To those He placed on His right hand He says: “Come, O blessed of my Father, inherit the Kingdom prepared for you from the foundation of the world; for I was hungry and you gave me food, I was thirsty and you gave me drink, I was a stranger and you welcomed me, I was naked and you clothed me, I was sick and you visited me, I was in prison and you came to me” (vv. 34-36). The righteous are surprised, because they don’t remember having ever met Jesus, and even less so, having helped Him in that way, but He says: “as you did it to one of the least of these my brethren, you did it to me” (v. 40). This word never ends striking us, because it reveals to us to what point the love of God reaches: to the point of identifying Himself with us, but not when we are well, when we are healthy and happy, no, but when we are in need. And He lets Himself be found in this hidden way, He stretches His hand out as a beggar. Jesus thus reveals the decisive criteria of his Judgment, namely, concrete love of one’s neighbor in difficulty. And revealed thus is the power of love, the royalty of God: in solidarity with one who suffers, to arouse everywhere attitudes and works of mercy.
The parable of the Judgment continues presenting the King who sends away from Him those who during their life were not preoccupied about the needs of brothers. In this case, also they remain surprised and ask: “Lord, when did we see Thee hungry or thirsty or a stranger or naked or sick or in prison, and did not minister to Thee?” Implying: “If we had seen You, we would certainly have helped You!” But the King will answer: “as you did it not to one of the least of these, you did it not to Me” (v. 45). At the end of life, we will be judged on love, namely, on our concrete commitment to love and serve Jesus in our littlest and neediest brothers. That beggar, that needy one that stretches out his hand is Jesus; that sick person that I must visit is Jesus, that imprisoned man is Jesus, that hungry man is Jesus. Let us think about this.
Jesus will come at the end of time to judge all the nations, but He comes to us every day, in so many ways, and He asks that we receive Him. May the Virgin Mary help us to meet and receive Him in His Word and in the Eucharist, and at the same time in brothers and sisters suffering hunger, sickness, oppression, injustice. May our heart receive him in the today of our life so that He will receive us in the eternity of His Kingdom of light and peace.

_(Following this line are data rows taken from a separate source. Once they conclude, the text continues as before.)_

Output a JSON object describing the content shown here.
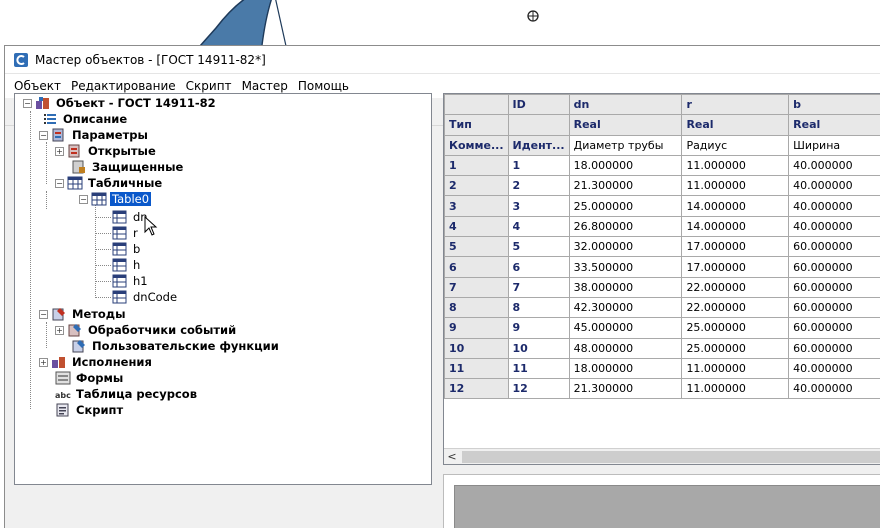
{
  "window": {
    "title": "Мастер объектов - [ГОСТ 14911-82*]"
  },
  "menu": {
    "items": [
      "Объект",
      "Редактирование",
      "Скрипт",
      "Мастер",
      "Помощь"
    ]
  },
  "toolbar": {
    "icons": [
      "new-folder-icon",
      "open-folder-icon",
      "save-icon",
      "undo-icon",
      "redo-icon"
    ]
  },
  "tree": {
    "root": "Объект - ГОСТ 14911-82",
    "description": "Описание",
    "parameters": "Параметры",
    "open": "Открытые",
    "protected": "Защищенные",
    "tabular": "Табличные",
    "table0": "Table0",
    "columns": [
      "dn",
      "r",
      "b",
      "h",
      "h1",
      "dnCode"
    ],
    "methods": "Методы",
    "event_handlers": "Обработчики событий",
    "user_functions": "Пользовательские функции",
    "executions": "Исполнения",
    "forms": "Формы",
    "resource_table": "Таблица ресурсов",
    "script": "Скрипт"
  },
  "grid": {
    "header": [
      "",
      "ID",
      "dn",
      "r",
      "b"
    ],
    "type_row": [
      "Тип",
      "",
      "Real",
      "Real",
      "Real"
    ],
    "comment_row": [
      "Комме...",
      "Идент...",
      "Диаметр трубы",
      "Радиус",
      "Ширина"
    ],
    "rows": [
      [
        "1",
        "1",
        "18.000000",
        "11.000000",
        "40.000000"
      ],
      [
        "2",
        "2",
        "21.300000",
        "11.000000",
        "40.000000"
      ],
      [
        "3",
        "3",
        "25.000000",
        "14.000000",
        "40.000000"
      ],
      [
        "4",
        "4",
        "26.800000",
        "14.000000",
        "40.000000"
      ],
      [
        "5",
        "5",
        "32.000000",
        "17.000000",
        "60.000000"
      ],
      [
        "6",
        "6",
        "33.500000",
        "17.000000",
        "60.000000"
      ],
      [
        "7",
        "7",
        "38.000000",
        "22.000000",
        "60.000000"
      ],
      [
        "8",
        "8",
        "42.300000",
        "22.000000",
        "60.000000"
      ],
      [
        "9",
        "9",
        "45.000000",
        "25.000000",
        "60.000000"
      ],
      [
        "10",
        "10",
        "48.000000",
        "25.000000",
        "60.000000"
      ],
      [
        "11",
        "11",
        "18.000000",
        "11.000000",
        "40.000000"
      ],
      [
        "12",
        "12",
        "21.300000",
        "11.000000",
        "40.000000"
      ]
    ],
    "scroll_left": "<"
  },
  "colors": {
    "selection": "#0a58ca",
    "header_text": "#1c2a6b"
  }
}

[Original text: Italian]  [ZENIT’s translation by Virginia m. Forrester]